Is your budget so dependent on your fundraising events that if you don’t make the goal you must make serious cuts in expenditures?
Most congregations and charitable organizations conduct at least one major fundraising event annually. A good many hold six or more events every year, sometimes running two or more concurrently. Often these events have been happening for several decades and are considered an essential part of the organization’s funding, no matter what and no matter how much money is raised.
“It’s just what we always do. We depend on this event to make our budget.”
For example, when I am visiting a congregation, it is not unusual for me to hear announcements during the service for the youth group’s fundraising luncheon that afternoon, urgent pleas for donations of goods and services to the auction next week, and requests for support of the local soup kitchen. This may be followed by the offering which will be shared with a worthy cause and a dismal update on the annual pledge campaign. After the service, I go to the fellowship hour, where there is a basket out for contributing to defray the costs of coffee, a table for selling tee shirts or fair trade products, and bulletin boards with posters and appeals for all of the above. These may all be worthy requests for support, but a fundraising culture this diffuse can lead to serious “donor fatigue” on the part of the congregants. The people lose a clear sense of the mission and are overwhelmed with the barrage of requests. No wonder many congregations struggle with stewardship and finding energized people to run their annual stewardship campaigns and pledge drives.

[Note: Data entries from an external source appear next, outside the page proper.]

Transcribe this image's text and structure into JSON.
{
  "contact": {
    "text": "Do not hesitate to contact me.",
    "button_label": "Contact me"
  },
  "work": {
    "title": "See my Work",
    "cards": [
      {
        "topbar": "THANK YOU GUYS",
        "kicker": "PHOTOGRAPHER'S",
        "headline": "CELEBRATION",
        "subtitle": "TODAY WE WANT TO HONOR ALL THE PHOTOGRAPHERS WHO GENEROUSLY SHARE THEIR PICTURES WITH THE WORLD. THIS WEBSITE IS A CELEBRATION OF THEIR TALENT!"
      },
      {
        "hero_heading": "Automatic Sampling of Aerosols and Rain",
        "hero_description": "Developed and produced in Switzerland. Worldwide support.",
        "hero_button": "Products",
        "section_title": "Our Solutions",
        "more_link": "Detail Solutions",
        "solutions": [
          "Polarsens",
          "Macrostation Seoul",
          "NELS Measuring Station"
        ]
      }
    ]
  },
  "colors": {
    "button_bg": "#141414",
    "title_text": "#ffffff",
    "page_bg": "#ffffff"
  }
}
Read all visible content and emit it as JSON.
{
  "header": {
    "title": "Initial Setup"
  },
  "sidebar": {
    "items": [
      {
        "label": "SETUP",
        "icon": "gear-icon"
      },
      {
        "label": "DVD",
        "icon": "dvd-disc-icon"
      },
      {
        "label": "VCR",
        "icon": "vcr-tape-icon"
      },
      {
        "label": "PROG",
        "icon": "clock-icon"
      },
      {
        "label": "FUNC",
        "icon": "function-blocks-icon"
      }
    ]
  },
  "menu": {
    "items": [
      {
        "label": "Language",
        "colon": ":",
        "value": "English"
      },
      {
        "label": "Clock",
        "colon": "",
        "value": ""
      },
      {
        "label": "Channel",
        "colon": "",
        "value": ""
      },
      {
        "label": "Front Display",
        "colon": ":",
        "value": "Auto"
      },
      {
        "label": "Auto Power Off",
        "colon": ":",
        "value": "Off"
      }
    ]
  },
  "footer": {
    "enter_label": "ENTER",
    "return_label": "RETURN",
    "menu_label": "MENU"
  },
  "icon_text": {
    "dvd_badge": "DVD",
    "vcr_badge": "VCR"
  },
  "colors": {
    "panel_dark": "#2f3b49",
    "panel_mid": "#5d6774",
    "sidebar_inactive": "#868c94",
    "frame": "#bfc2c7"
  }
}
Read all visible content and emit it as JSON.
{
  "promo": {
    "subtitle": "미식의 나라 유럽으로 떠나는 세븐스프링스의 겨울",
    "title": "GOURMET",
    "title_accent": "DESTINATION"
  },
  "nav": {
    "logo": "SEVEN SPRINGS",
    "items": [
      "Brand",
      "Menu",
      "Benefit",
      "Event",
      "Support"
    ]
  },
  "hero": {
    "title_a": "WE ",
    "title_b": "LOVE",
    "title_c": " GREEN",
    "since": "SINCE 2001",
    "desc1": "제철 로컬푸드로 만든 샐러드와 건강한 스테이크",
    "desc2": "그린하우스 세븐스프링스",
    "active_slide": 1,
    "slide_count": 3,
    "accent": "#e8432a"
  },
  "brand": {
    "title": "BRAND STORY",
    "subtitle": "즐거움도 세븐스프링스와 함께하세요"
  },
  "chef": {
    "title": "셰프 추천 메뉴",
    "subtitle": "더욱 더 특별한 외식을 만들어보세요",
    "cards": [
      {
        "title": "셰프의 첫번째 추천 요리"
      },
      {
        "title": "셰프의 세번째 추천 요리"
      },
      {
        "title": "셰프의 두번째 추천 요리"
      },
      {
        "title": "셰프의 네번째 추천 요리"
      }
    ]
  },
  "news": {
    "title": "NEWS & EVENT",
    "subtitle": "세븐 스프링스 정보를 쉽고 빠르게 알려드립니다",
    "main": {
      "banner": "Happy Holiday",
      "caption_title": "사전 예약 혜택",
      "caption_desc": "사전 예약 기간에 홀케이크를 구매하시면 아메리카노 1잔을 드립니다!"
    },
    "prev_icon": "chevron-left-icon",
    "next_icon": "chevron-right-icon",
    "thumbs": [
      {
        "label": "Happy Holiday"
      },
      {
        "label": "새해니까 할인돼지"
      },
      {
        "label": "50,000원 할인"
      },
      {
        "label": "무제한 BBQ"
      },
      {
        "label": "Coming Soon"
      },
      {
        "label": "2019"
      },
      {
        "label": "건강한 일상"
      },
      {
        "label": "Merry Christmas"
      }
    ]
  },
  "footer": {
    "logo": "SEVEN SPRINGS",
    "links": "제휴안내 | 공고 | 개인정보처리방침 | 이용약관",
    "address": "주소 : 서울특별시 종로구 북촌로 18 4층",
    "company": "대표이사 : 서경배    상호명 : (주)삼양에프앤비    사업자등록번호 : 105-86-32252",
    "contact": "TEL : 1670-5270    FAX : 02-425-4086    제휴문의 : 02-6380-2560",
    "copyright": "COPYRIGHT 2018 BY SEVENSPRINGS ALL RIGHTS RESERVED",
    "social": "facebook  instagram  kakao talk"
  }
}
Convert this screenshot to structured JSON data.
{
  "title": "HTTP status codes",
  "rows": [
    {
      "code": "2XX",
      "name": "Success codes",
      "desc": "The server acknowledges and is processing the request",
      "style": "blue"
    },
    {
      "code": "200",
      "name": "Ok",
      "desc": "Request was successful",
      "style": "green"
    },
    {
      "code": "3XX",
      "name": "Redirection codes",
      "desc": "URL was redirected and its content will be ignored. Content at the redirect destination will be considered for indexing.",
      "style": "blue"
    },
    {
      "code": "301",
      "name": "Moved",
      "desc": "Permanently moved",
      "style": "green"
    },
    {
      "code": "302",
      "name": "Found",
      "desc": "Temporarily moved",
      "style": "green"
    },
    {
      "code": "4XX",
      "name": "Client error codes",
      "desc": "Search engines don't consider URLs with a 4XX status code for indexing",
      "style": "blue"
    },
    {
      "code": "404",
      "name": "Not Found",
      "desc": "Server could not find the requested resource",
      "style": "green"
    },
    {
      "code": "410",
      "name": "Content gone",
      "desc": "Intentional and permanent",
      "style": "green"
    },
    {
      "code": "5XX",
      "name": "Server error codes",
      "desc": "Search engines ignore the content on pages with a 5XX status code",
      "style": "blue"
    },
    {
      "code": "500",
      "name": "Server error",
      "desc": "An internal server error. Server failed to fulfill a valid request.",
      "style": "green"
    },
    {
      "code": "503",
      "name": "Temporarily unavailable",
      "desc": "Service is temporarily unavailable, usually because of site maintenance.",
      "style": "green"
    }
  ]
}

What if fundraising events were focused on mission, the needs of the wider community, and for social justice?
How might your congregation could transform the culture of giving and fundraising activities? Consider the following suggestions…
- A master fundraising plan will be developed annually by the Stewardship Team and key staff leaders and approved by the governing board. All funds raised must be handled and accounted for in accordance with the policies established by the board.
- Each fundraising activity or event will clearly reflects the mission, vision, goals/ends of the organization—or it won’t happen.
- A timeline is created with the activities and events intentionally spread out over the course of the year, allowing ample time for advanced planning and publicity (and recovery time).
- Each fundraising event is planned and conducted by a competent team of volunteers who work in collaboration with the appropriate staff, board, and committees. Avoid volunteer burnout by grooming leaders to take the reins after two or three years.
- A significant portion—if not all—of the funds raised will be used for the ministries and outreach activities of the congregation that will directly benefit the surrounding community and society at large.
- Careful record-keeping should be expected, with timely reports to the financial leaders and administrative staff. All funds should be accounted for and processed through the congregation’s established systems.
- Every fundraising activity will be thoroughly evaluated for its qualitative benefits (strengthening relationships, community-building, awareness-raising) and return on the investment of staff/volunteer time, supply and equipment cost, and amount of money raised. If the benefits and dollar amounts do not produce a significant offset to the investments, consider modifying or eliminating it in the future.
- Spread the affirmations around as much as the work. Thank everyone involved in the event’s success and share the story of making a difference.
- Have fun along the way! Fundraising activities are enjoyable and meaningful at their best.
Let’s use this forum as a way to share your most successful fundraising event experiences and ideas for transforming the fundraising culture in our congregations. You are invited to share your stories as comments here on Giving Speaks, or via email to email@example.com.
Renee Herrell’s Blog. Caution: Men in Heels. Oct. 2009. This post features a fun and creative fundraising event and the pros and cons of charitable events for fundraisers to consider. http://reneeherrell.wordpress.com/2009/10/23/hello-world/